LISTED ENTRIES
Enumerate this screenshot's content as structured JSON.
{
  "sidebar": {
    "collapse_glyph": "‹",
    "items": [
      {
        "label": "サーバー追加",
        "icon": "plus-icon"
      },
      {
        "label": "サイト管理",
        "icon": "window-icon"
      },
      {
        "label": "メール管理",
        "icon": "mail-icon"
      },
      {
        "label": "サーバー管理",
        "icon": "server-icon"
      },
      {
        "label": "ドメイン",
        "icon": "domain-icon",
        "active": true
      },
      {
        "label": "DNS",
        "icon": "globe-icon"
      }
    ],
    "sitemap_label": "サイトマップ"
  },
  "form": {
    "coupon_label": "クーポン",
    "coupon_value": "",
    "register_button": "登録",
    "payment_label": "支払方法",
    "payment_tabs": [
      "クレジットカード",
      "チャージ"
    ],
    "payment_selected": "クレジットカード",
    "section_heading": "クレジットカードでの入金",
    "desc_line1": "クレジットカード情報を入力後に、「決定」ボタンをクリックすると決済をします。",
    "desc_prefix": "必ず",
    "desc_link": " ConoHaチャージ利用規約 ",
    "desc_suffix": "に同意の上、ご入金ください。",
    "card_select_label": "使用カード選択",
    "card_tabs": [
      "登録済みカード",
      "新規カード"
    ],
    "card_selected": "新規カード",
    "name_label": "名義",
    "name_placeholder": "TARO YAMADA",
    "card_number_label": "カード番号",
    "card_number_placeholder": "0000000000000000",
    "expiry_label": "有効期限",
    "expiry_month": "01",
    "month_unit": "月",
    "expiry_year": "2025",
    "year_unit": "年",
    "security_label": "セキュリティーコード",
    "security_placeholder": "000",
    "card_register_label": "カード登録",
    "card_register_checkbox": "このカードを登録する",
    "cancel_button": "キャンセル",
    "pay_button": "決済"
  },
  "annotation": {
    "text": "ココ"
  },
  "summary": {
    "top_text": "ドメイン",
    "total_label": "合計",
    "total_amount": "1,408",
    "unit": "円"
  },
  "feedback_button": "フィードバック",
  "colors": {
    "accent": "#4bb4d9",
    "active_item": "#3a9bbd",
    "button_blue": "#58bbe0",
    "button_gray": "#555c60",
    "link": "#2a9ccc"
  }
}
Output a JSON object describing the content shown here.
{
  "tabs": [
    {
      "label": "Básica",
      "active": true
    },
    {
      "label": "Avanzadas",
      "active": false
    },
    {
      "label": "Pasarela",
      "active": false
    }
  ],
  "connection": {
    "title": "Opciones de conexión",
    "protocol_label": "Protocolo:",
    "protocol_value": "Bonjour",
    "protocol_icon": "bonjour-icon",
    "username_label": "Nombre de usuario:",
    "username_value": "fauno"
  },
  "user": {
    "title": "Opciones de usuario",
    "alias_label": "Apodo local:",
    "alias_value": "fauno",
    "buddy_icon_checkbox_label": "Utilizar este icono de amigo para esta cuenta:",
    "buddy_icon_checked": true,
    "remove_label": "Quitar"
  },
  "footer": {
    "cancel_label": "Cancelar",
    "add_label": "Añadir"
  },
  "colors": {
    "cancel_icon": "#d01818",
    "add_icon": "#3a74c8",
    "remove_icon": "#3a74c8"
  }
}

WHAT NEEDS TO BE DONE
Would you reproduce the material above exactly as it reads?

TASK SOLUTION
Enumerate this screenshot's content as structured JSON.
{
  "sidebar": {
    "collapse_glyph": "‹",
    "items": [
      {
        "label": "サーバー追加",
        "icon": "plus-icon"
      },
      {
        "label": "サイト管理",
        "icon": "window-icon"
      },
      {
        "label": "メール管理",
        "icon": "mail-icon"
      },
      {
        "label": "サーバー管理",
        "icon": "server-icon"
      },
      {
        "label": "ドメイン",
        "icon": "domain-icon",
        "active": true
      },
      {
        "label": "DNS",
        "icon": "globe-icon"
      }
    ],
    "sitemap_label": "サイトマップ"
  },
  "form": {
    "coupon_label": "クーポン",
    "coupon_value": "",
    "register_button": "登録",
    "payment_label": "支払方法",
    "payment_tabs": [
      "クレジットカード",
      "チャージ"
    ],
    "payment_selected": "クレジットカード",
    "section_heading": "クレジットカードでの入金",
    "desc_line1": "クレジットカード情報を入力後に、「決定」ボタンをクリックすると決済をします。",
    "desc_prefix": "必ず",
    "desc_link": " ConoHaチャージ利用規約 ",
    "desc_suffix": "に同意の上、ご入金ください。",
    "card_select_label": "使用カード選択",
    "card_tabs": [
      "登録済みカード",
      "新規カード"
    ],
    "card_selected": "新規カード",
    "name_label": "名義",
    "name_placeholder": "TARO YAMADA",
    "card_number_label": "カード番号",
    "card_number_placeholder": "0000000000000000",
    "expiry_label": "有効期限",
    "expiry_month": "01",
    "month_unit": "月",
    "expiry_year": "2025",
    "year_unit": "年",
    "security_label": "セキュリティーコード",
    "security_placeholder": "000",
    "card_register_label": "カード登録",
    "card_register_checkbox": "このカードを登録する",
    "cancel_button": "キャンセル",
    "pay_button": "決済"
  },
  "annotation": {
    "text": "ココ"
  },
  "summary": {
    "top_text": "ドメイン",
    "total_label": "合計",
    "total_amount": "1,408",
    "unit": "円"
  },
  "feedback_button": "フィードバック",
  "colors": {
    "accent": "#4bb4d9",
    "active_item": "#3a9bbd",
    "button_blue": "#58bbe0",
    "button_gray": "#555c60",
    "link": "#2a9ccc"
  }
}
Output a JSON object describing the content shown here.
{
  "tabs": [
    {
      "label": "Básica",
      "active": true
    },
    {
      "label": "Avanzadas",
      "active": false
    },
    {
      "label": "Pasarela",
      "active": false
    }
  ],
  "connection": {
    "title": "Opciones de conexión",
    "protocol_label": "Protocolo:",
    "protocol_value": "Bonjour",
    "protocol_icon": "bonjour-icon",
    "username_label": "Nombre de usuario:",
    "username_value": "fauno"
  },
  "user": {
    "title": "Opciones de usuario",
    "alias_label": "Apodo local:",
    "alias_value": "fauno",
    "buddy_icon_checkbox_label": "Utilizar este icono de amigo para esta cuenta:",
    "buddy_icon_checked": true,
    "remove_label": "Quitar"
  },
  "footer": {
    "cancel_label": "Cancelar",
    "add_label": "Añadir"
  },
  "colors": {
    "cancel_icon": "#d01818",
    "add_icon": "#3a74c8",
    "remove_icon": "#3a74c8"
  }
}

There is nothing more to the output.